Many Americans have long understood Israelis are heavy-handed, arrogant, even “disturbed” by their past and do things that are “unforgivable”. That does not fundamentally alter the equation because so many also believe the “ingathering of the Jews” was foretold as a precursor to the second coming of Christ… God’s will so to speak. That belief along with perceptions of history justify Israel’s existence and form the foundation for political support… regardless of Israel unacceptable behaviors.
Altering this narrative, this “weapon” for Greater Israel, that has held back civilization and dominated the American political landscape, should be front and center. It’s foolhardy to think it can be done through force or coercion, especially while the existence/defending narrative has legs.
Changing this narrative will likely not be accomplished when acts of murder are celebrated and rewarded, even though small in number. All violence has become an enemy of peaceful co-existence. I can think of no more effective way to change the narrative than to reach for the moral high ground with a disciplined campaign for human rights to stand side by side with BDS.
Phil writes the Tlaib/Omar affair go traction because they were elected representatives. I’d modify that to say the episode forced MC to avoid colliding with principles Americans hold dear. To avoid the hypocrite charge. When American values take center stage, that alters the equation.
Yes, BDS is non-violent and draws on the strategies of the American and South African human rights movements. But, it will likely not be as effective until it is accompanied by securing the moral high ground with an organized human rights movement as they did. Campaigning for human rights discombobulates the defending narrative… and Americans will develop a new understanding.

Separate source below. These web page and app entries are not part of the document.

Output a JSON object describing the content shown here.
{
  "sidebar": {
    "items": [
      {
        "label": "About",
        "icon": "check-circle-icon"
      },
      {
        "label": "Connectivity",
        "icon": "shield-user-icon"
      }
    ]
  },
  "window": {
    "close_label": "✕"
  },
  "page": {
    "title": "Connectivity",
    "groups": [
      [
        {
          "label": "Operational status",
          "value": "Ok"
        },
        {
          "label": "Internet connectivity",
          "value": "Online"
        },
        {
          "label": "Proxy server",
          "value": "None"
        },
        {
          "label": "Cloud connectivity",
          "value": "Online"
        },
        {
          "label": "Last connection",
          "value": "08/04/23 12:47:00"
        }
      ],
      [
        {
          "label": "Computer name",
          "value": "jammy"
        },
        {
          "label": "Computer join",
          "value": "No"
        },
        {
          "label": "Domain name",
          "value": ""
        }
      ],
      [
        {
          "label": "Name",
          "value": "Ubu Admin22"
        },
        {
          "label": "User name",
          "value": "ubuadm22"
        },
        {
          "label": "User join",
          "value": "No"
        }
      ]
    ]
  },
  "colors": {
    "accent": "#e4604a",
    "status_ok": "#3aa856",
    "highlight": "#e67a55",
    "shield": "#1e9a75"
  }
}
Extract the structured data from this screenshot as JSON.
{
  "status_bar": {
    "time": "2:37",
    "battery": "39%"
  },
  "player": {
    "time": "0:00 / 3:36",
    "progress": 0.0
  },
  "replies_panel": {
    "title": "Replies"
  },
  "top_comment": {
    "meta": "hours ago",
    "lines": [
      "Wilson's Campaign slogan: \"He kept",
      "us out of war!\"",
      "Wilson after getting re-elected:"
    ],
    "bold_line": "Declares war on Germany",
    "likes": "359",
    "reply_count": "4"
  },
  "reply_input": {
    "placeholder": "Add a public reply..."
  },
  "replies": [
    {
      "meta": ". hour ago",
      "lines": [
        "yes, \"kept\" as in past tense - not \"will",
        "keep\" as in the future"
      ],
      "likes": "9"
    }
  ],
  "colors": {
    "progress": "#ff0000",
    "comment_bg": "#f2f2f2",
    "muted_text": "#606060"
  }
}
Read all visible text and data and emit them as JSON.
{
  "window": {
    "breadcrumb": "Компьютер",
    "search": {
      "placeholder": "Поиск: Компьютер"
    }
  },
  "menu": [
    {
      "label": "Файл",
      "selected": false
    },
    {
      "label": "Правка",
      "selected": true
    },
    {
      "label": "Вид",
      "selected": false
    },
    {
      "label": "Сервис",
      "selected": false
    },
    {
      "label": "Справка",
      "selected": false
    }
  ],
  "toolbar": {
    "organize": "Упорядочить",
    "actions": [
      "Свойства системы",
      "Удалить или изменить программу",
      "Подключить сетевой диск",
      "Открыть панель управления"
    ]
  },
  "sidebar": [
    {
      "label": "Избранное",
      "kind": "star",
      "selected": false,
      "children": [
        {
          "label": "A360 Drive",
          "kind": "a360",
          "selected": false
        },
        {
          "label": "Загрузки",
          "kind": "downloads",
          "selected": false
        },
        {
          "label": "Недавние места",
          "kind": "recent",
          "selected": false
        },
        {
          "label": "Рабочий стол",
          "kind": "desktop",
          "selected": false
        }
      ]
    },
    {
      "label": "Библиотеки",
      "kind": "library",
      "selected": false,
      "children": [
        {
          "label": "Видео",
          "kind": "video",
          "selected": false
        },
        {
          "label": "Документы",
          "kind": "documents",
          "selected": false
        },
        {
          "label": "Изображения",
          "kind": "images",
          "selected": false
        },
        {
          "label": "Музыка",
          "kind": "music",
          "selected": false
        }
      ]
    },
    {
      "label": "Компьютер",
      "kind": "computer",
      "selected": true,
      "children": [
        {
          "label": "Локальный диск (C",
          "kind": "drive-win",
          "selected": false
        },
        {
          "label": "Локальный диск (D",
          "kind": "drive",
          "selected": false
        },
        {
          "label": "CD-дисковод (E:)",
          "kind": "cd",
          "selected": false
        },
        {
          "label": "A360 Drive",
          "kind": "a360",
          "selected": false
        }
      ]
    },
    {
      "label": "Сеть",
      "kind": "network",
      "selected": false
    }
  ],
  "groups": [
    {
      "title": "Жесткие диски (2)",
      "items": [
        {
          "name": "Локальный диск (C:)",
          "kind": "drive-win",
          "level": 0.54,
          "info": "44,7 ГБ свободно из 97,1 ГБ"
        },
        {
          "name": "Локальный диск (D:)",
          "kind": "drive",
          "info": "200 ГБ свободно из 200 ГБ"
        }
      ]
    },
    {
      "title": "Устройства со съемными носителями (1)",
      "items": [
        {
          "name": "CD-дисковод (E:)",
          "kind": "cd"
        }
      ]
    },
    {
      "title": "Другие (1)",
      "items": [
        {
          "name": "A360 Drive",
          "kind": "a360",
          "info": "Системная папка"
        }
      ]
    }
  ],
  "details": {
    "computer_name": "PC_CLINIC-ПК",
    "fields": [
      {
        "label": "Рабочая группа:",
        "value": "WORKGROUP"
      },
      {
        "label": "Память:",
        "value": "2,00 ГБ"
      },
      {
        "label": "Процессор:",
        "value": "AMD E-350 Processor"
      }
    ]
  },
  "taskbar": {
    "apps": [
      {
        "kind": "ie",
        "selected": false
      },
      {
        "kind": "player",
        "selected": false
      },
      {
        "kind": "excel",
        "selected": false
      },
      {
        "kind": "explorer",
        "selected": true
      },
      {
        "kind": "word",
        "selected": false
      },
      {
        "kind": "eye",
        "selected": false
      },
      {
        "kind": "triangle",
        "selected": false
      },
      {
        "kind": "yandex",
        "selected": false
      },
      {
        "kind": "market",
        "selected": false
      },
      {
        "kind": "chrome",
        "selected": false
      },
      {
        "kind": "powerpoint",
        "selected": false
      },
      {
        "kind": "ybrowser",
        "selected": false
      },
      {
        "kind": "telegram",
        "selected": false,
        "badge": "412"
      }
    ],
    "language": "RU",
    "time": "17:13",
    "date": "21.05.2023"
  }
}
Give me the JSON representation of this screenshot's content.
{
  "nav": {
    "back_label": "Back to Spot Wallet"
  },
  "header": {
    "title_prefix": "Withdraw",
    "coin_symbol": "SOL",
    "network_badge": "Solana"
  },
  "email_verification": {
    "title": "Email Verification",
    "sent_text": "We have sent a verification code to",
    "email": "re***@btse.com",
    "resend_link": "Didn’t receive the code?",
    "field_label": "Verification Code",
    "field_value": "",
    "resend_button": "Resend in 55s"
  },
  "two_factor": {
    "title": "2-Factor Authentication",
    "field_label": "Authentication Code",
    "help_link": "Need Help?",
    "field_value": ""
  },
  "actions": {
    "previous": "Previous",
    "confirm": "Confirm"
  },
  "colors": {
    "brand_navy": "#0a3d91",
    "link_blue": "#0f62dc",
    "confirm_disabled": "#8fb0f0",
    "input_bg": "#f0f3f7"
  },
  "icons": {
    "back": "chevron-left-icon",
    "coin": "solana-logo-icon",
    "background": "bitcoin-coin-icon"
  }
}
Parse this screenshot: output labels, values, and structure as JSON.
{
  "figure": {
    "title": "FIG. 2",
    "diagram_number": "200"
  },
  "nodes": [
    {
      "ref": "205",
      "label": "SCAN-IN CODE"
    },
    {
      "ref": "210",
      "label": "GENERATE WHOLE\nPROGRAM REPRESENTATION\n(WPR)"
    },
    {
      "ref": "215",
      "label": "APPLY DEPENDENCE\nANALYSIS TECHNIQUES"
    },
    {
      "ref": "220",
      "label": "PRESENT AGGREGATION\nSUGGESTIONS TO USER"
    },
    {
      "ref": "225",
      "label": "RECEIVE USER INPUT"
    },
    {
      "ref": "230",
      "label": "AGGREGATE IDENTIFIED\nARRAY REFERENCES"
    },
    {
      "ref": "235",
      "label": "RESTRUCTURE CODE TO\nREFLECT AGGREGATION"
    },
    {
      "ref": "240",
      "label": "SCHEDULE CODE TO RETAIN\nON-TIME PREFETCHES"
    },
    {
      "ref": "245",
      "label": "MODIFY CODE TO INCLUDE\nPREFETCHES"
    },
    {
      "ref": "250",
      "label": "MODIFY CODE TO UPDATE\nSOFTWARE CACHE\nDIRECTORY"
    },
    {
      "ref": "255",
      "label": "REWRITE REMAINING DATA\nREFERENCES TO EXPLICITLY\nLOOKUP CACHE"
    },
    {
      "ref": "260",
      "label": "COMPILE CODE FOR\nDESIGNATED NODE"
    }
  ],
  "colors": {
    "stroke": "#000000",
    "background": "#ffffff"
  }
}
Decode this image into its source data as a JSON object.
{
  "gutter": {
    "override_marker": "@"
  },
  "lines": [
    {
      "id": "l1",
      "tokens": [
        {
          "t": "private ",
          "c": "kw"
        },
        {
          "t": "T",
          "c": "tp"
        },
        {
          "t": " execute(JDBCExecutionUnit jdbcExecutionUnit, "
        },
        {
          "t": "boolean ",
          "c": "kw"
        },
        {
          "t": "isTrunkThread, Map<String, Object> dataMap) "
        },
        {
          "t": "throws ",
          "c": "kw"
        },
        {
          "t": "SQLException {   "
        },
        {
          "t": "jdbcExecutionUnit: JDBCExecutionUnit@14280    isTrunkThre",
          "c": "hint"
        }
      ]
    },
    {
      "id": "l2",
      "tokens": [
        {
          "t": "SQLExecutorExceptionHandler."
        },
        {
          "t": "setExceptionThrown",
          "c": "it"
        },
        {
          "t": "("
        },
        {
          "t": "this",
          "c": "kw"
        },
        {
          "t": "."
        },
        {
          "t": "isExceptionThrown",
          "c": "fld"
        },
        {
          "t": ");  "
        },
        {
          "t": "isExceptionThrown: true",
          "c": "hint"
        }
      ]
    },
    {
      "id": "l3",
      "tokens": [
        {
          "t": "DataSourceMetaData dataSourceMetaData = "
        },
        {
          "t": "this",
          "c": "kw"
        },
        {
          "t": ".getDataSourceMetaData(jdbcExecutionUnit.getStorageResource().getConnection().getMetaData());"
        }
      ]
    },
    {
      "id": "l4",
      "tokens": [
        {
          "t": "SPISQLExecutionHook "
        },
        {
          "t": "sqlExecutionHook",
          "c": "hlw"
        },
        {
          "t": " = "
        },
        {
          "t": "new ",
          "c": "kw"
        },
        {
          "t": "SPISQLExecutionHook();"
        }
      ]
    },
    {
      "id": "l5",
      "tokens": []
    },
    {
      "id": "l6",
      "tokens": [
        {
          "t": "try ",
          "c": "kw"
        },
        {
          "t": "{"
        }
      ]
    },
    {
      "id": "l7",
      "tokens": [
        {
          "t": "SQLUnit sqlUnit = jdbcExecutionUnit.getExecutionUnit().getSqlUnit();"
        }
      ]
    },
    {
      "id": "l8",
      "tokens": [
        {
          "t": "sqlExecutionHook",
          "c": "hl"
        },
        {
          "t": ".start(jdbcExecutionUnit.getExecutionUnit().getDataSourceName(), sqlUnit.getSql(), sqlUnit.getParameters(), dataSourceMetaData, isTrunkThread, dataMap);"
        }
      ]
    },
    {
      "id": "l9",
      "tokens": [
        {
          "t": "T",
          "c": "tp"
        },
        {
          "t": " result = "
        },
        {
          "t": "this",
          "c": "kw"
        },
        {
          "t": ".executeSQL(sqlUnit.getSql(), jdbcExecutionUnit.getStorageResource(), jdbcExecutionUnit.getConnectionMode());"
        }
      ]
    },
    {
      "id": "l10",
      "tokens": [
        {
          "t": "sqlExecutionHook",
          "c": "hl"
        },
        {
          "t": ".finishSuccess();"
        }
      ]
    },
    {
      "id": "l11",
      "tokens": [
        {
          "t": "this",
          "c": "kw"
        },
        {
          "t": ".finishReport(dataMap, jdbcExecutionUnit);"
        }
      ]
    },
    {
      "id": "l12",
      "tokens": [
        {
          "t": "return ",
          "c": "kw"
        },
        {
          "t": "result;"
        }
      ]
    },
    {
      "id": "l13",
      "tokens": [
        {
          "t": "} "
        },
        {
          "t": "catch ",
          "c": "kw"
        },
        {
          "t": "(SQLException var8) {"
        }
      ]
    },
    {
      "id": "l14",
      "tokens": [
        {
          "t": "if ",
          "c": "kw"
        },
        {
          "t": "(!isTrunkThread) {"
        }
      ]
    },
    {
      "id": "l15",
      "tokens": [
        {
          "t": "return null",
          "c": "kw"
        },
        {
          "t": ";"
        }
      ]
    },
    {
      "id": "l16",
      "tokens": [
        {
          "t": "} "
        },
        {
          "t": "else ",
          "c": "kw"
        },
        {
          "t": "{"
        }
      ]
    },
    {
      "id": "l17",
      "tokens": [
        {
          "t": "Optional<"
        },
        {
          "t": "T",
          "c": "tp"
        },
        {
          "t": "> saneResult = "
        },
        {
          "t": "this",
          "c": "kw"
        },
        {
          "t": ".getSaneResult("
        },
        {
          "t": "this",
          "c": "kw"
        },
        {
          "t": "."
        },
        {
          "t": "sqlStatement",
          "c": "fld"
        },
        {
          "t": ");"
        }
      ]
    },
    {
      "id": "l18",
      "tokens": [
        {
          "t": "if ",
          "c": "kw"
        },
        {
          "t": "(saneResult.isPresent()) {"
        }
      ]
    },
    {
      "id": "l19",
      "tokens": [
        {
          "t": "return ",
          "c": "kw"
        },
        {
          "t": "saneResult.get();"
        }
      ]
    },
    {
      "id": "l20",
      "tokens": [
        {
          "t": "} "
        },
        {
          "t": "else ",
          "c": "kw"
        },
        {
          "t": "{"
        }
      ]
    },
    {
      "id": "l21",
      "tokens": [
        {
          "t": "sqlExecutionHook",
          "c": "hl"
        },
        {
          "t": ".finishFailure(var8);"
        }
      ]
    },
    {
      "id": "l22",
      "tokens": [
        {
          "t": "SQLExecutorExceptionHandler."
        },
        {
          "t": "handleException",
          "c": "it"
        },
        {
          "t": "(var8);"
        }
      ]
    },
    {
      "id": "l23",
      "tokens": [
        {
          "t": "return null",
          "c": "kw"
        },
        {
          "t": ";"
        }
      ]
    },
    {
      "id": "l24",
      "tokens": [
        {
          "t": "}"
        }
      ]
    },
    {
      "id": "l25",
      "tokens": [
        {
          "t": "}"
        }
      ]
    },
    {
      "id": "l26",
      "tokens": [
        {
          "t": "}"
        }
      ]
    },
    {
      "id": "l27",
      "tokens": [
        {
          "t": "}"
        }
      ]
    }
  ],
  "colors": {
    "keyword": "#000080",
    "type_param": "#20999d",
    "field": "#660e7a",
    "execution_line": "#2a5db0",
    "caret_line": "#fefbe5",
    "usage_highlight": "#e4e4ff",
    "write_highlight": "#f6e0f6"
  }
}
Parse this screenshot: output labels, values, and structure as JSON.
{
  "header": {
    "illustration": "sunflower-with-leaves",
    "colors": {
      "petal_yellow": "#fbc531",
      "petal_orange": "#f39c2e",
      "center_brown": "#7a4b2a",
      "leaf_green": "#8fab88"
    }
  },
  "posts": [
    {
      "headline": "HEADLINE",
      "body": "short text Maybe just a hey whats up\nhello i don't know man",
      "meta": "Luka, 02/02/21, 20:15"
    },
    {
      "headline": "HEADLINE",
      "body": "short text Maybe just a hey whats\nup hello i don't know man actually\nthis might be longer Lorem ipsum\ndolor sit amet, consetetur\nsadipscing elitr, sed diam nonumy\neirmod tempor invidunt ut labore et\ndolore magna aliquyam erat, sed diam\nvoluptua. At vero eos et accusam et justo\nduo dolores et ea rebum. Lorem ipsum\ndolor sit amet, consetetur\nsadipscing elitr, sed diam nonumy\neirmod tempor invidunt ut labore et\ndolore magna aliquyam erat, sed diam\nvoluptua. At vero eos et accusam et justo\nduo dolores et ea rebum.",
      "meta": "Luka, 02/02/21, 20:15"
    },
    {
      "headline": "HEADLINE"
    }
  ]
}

Also, there is the game-changing letter by 21 Israeli lawmakers asking Congress to abandon their safe position calling for a two-state solution. That will force many to “reposition” themselves on the matter. The IP conflict is now in flux and serious discussion and debate on the nature of “the struggle are in order”.